image5 (3)

This whole universe is just amazing, isn’t it?


Farm Fresh and Fancy Free

Every week, I usually can get my hands on some farm fresh veggies, and they are so good. It makes everything a little better knowing I have something good just waiting to be cooked up for dinner at the end of a long day. 

And most evenings, the boyfriend and I hit up the local greenway for a run (well, I bike alongside him because this girl doesn’t run). It’s so beautiful around here at sunset. And this greenway is especially well taken care of, and we’ve been here long enough that we see lots of the same faces on the same trail. 

Life is really truly good. 


Fountains where they shouldn’t be

Water is amazing isn’t it?

It’s our life source. It’s quiet. It’s loud.

It belongs in the ocean. In the sky. In the rivers and creek beds. In our eyes and our bodies.

But it certainly does not belong on the bathroom floor.

I’ve never seen so much water shoot out of a sink before, out of the place where the hot water handle is supposed to be. I’ve never had that kind of adrenaline run through my body before. And I’ve never felt so frozen and so unable to do anything in such an awfully panic-inducing moment.

In just an hour,  we dumped bucket after bucket of water from the sink to the tub. I made shouty panicked phone calls at people who put me on hold and told me they couldn’t help me at all. I looked in the water closet 4 times before my eyes finally separated the white shut-off valves from the white water pipes and got the river to stop.

The boyfriend and I wrung out towels into the tub and a plastic bin, hunched over for another hour, trying to clear the water from places it didn’t belong, until our hands felt too crooked to continue. We made nervous, adrenaline fueled conversation. Or at least, I talked to fill the strange silence in the wake of the roaring sink fountain.

After the pool in the bathroom looked like a tile floor again, we assessed the rest of the damage. My stacks of books found hurried refuge on the bed, as the sea had spread into the carpet, slowly seeking every corner it could find.

We laid in the middle of the floor and let the nervous laughter escape in manic bursts.

I’m eternally thankful for moments of clarity and humor amidst the madness.

And I’m very thankful I never have to go through it alone.


Southern memory

We Southerners have a way of holding onto things.

Stories. Memories. Grudges. Old photographs. Stained recipes cards. Traditions. Wedding China. Old tea towels. Rusted oil cans. Books. Politics. Yes ma’ams and no sirs. Gossip. Our vowels.
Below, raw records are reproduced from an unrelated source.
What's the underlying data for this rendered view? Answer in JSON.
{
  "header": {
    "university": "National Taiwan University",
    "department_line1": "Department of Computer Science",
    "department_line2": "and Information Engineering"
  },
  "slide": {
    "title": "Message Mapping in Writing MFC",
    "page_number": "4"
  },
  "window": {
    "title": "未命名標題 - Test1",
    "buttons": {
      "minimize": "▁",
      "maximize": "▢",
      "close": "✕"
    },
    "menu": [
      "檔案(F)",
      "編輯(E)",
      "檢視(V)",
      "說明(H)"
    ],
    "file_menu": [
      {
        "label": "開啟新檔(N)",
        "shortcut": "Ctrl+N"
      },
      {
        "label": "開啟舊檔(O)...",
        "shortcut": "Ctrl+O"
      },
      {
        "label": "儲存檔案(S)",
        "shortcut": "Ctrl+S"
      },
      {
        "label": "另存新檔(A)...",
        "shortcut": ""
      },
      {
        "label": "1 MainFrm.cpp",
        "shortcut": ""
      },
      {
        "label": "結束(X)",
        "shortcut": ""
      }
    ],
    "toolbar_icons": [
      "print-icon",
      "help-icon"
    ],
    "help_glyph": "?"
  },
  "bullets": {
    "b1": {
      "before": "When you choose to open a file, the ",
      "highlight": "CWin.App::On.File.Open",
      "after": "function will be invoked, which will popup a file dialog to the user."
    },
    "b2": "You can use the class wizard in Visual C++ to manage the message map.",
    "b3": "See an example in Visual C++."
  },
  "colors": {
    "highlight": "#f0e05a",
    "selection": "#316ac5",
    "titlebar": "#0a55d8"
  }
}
We talk and talk and talk with cups of coffee in hand out on the back porch, remembering and rewriting our stories. We wave to our neighbors. We hold onto our ancestors, inviting them to dinner every night, as we talk about what they were like and that time when Aunt X said this or Great Grandpa did that.
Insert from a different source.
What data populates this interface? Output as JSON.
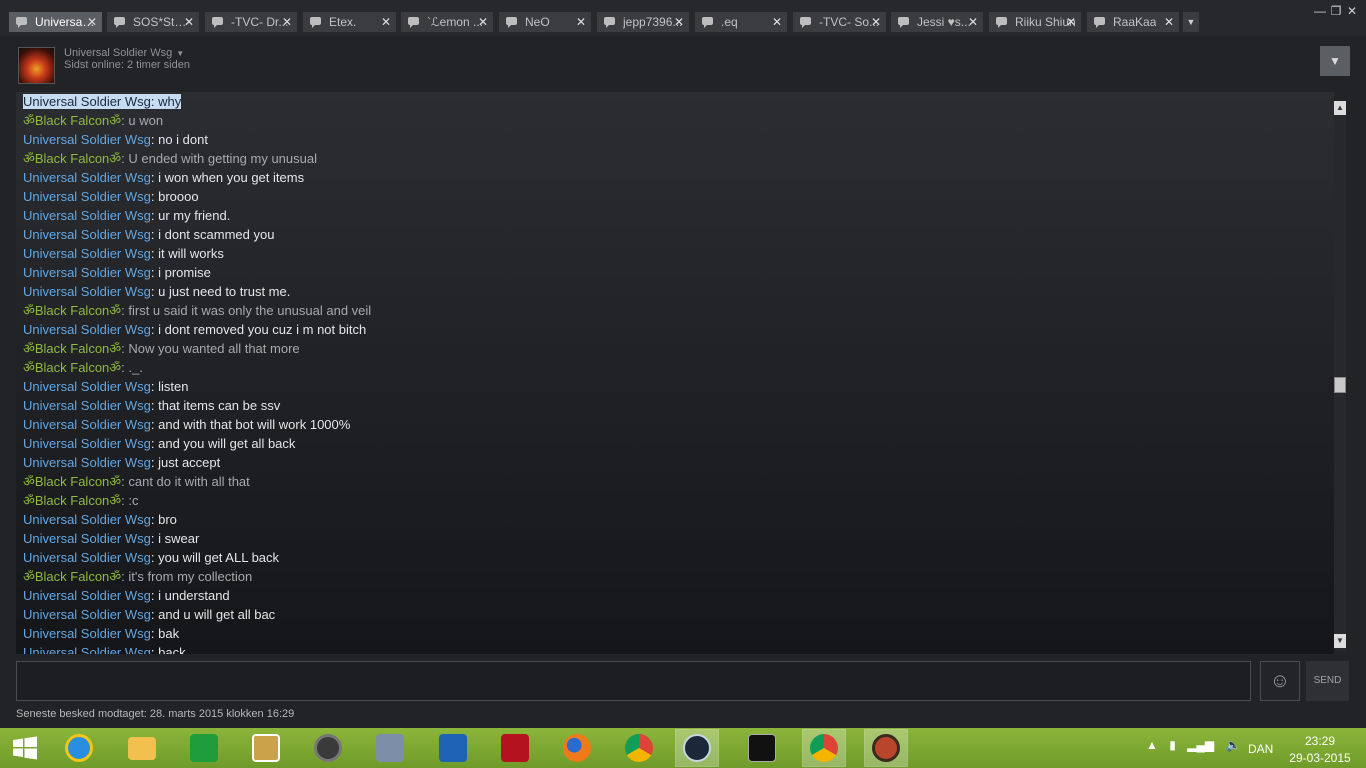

We listen to the rise and fall of the cicadas in the tree tops, recalling the last big hatching and how it was almost like the plague.

We say our niceties on Sunday morning at church and break out the latest gossip over lunch.

We take family time seriously, and we know that our cousins are our true allies in this life.

We gather. We reunion. We remember.


The Missing

I miss my grandmother.

I had the privilege of being close to her, if not always in proximity, then at least knowing that she was always just a phone call away.

I should have called her more.

I always loved her laugh, and I loved listening to her stories, the way she told them in her languid Southern drawl, reminiscent of humid Georgia days spent sipping sweet tea out on the front porch.

I should have listened more.

I loved the way she would slowly retreat into her own self after a while, knowing that she was becoming overwhelmed with people and socialization, but also knowing that she gave that trait to me.

I should have held her hand more.

I loved the eyes she had for my grandpa, always rolling to the ceiling in exasperation, always floating back down with so much love for the man who called her his bride.

I should have watched her more.

I loved the way she loved us, knowing that I could always find solace on the couch sitting next to her, as she would brush my hand with her beautifully crooked fingers, a little space of quiet in my grandmother’s presence.

The more I miss her, the more I love her.

On and on it goes.